- of satisfactory quality – they must not be faulty or damaged

- as described – they must match any description given at the time of purchase

- fit for purpose – they should be fit for the purpose they are supplied for

If they do not meet the above requirements, the consumer will have certain legal remedies against the seller. Any rights against the manufacturer will only be under a manufacturer’s warranty or guarantee that came with the goods, which is entirely separate. It is, however, important to note that there is no protection against fair wear and tear, misuse or accidental damage.

If the goods do not meet any of the above criteria, the consumer’s rights against the seller are:

1. Reject the goods and request a refund – this is known as the ‘short-term right to reject’ and must be applied within 30 days of purchase or, if later, delivery.

2. Repair or replacement – this is still an option in the first 30 days, if the consumer does not want a refund and becomes the standard options after the 30 days have passed. It is the consumer’s choice as to whether they choose a repair or a replacement. If a repair is chosen, the seller is given one opportunity to provide a satisfactory repair, meaning that if it fails, the goods can still be rejected for a refund, even after the initial 30 days have passed. Alternatively, if the consumer wants to keep the goods, they can ask for a price reduction, based on what is wrong with them. That is something to be negotiated with the seller.

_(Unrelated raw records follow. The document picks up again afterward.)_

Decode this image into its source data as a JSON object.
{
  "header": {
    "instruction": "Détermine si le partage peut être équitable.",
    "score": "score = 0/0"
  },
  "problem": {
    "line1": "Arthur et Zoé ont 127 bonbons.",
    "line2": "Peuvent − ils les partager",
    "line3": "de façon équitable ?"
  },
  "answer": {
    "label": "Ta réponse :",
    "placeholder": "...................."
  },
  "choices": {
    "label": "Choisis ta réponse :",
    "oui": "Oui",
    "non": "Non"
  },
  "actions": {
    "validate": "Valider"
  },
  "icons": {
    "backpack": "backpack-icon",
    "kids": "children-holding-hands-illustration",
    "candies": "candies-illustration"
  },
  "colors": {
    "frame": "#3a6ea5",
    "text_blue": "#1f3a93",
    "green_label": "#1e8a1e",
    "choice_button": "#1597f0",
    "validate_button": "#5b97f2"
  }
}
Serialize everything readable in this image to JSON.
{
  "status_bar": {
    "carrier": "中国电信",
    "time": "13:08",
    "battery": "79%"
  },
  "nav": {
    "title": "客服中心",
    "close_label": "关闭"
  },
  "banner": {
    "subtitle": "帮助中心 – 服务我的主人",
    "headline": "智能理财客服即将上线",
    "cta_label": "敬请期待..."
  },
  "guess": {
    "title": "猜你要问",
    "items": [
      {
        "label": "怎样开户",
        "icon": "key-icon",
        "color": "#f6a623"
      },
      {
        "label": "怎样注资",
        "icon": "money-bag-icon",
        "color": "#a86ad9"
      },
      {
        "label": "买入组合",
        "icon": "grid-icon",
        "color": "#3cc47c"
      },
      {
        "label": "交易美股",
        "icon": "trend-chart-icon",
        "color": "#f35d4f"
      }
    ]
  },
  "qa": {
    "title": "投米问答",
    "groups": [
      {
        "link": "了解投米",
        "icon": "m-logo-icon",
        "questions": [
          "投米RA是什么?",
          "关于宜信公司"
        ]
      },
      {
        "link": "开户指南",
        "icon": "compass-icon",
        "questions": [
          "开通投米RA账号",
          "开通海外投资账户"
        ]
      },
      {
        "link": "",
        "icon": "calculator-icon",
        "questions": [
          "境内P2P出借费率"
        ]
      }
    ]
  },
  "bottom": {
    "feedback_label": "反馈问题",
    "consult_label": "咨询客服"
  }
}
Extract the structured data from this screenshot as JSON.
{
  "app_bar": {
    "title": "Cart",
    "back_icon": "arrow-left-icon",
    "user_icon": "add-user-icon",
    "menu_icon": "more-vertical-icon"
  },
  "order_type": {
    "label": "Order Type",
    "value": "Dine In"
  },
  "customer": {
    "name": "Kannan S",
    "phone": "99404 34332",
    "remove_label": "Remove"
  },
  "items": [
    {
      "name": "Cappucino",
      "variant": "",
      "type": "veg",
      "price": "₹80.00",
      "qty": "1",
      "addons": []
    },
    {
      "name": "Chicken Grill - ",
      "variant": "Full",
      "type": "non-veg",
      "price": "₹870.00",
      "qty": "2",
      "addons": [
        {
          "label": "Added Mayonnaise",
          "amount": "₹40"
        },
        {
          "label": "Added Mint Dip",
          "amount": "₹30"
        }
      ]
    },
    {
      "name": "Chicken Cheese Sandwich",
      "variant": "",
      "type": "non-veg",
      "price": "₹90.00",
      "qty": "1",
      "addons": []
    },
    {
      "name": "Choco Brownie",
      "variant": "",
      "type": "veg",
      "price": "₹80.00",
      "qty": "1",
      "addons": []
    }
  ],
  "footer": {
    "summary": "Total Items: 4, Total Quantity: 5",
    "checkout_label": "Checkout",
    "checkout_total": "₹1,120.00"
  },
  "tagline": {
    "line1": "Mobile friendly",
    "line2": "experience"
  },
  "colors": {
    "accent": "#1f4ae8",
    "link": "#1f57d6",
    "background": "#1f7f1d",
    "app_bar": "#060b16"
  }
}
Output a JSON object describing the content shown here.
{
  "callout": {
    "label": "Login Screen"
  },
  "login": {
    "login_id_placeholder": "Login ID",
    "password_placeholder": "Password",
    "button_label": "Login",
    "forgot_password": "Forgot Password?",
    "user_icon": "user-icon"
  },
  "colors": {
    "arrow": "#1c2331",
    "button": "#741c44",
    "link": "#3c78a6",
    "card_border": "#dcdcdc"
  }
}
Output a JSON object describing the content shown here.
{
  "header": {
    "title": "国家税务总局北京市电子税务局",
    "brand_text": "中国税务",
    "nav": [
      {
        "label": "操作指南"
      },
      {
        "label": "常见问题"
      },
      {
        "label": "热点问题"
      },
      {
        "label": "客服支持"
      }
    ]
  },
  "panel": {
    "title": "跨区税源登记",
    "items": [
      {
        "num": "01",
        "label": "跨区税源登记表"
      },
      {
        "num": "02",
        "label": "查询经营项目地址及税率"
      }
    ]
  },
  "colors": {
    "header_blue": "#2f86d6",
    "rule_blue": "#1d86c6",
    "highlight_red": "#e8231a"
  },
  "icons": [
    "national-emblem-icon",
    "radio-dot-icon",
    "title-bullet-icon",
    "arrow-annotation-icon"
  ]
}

An important aspect of the Consumer Rights Act 2015 is that there is an assumption that any issues complained of, which have become obvious or developed within the first 6 months of buying the goods, were present at the time of purchase. If the seller disagrees that his was the case, it would be up to them to prove otherwise, if challenged in court. On the other hand, any issues which develop more than 6 months after purchase, are assumed not to have originated at the point of sale and it is for the buyer to prove otherwise if challenged in court.

Once a decision has been made on which of the above rights to pursue, the seller should be contacted, preferably in writing, to discuss that with them. If they refuse to discharge their legal obligations under the Consumer Rights Act 2015, a formal letter before action should be sent, asking for the desired resolution and making it clear that legal action could follow through the courts.

In the event this matters needs to be taken further, the following are the relevant links:

A report to Trading Standards can be submitted first:

Afterwards, a claim can be pursued in The County Court:

Expert:  Ben Jones replied 20 days ago.

Hopefully, I have answered your query in a way that is simple and easy to understand. If anything remains unclear, I will be more than happy to clarify it for you. In the meantime, thank you once again for using our services.

Customer: replied 19 days ago.
I sent an email to M&S requesting a replacement sofa under the Consumer Rights Act and the replied:
"Thank you for your email.
I would have to follow the recommendation of our independent technician. If you are not in agreement with this course of action I can only suggest that you contact the Furniture Ombudsman. I am, of course, keen to resolve the matter for you but this would involve a repair.
Please let me know how you wish to proceed".
How should I respond please?
Expert:  Ben Jones replied 19 days ago.

Hello, thank you for your further queries, I will be happy to answer these. You cannot force them to agree with you or to discharge their obligations under the Consumer Rights Act 2015 so you could indeed go to the Ombudsman if needed and after that your only option would be the Small Claims Court